Requirement
Whenever a line of the records below contains the word "icon", copy that line.

Source material
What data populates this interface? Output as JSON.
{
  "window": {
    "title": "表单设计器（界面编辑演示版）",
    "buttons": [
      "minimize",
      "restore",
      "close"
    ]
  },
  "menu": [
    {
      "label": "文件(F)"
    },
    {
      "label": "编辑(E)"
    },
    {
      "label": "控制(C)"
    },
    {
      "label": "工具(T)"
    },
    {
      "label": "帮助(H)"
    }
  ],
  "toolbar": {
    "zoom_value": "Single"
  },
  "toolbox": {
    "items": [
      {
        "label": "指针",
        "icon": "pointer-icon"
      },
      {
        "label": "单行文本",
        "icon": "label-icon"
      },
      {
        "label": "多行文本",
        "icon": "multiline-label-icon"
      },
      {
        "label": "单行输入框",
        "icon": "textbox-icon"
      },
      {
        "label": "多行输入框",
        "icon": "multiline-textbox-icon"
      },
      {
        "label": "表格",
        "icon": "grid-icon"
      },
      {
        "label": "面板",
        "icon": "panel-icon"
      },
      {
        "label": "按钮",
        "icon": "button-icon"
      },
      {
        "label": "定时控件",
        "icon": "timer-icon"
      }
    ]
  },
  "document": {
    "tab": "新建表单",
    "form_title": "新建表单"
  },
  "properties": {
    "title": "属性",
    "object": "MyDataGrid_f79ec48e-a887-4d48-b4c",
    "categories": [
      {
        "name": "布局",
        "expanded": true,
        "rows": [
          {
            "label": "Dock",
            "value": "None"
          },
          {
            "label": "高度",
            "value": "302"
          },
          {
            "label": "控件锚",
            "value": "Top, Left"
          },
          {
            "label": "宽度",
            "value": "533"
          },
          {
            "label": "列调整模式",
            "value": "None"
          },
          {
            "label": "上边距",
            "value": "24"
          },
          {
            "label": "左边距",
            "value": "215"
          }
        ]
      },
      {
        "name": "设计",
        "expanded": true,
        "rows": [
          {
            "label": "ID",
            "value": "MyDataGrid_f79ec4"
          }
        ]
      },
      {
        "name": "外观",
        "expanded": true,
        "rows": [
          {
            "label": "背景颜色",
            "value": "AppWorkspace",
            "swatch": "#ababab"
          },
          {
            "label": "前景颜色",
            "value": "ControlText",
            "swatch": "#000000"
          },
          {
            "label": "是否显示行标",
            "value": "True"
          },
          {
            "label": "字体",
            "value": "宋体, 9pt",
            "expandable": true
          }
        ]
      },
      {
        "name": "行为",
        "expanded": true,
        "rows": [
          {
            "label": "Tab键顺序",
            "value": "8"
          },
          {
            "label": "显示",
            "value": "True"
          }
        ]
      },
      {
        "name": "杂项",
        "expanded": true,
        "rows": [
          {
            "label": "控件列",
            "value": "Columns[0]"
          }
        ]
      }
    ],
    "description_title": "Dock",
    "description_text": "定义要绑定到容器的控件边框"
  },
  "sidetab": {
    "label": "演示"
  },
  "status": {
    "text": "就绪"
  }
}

Worked solution
        "icon": "pointer-icon"
        "icon": "label-icon"
        "icon": "multiline-label-icon"
        "icon": "textbox-icon"
        "icon": "multiline-textbox-icon"
        "icon": "grid-icon"
        "icon": "panel-icon"
        "icon": "button-icon"
        "icon": "timer-icon"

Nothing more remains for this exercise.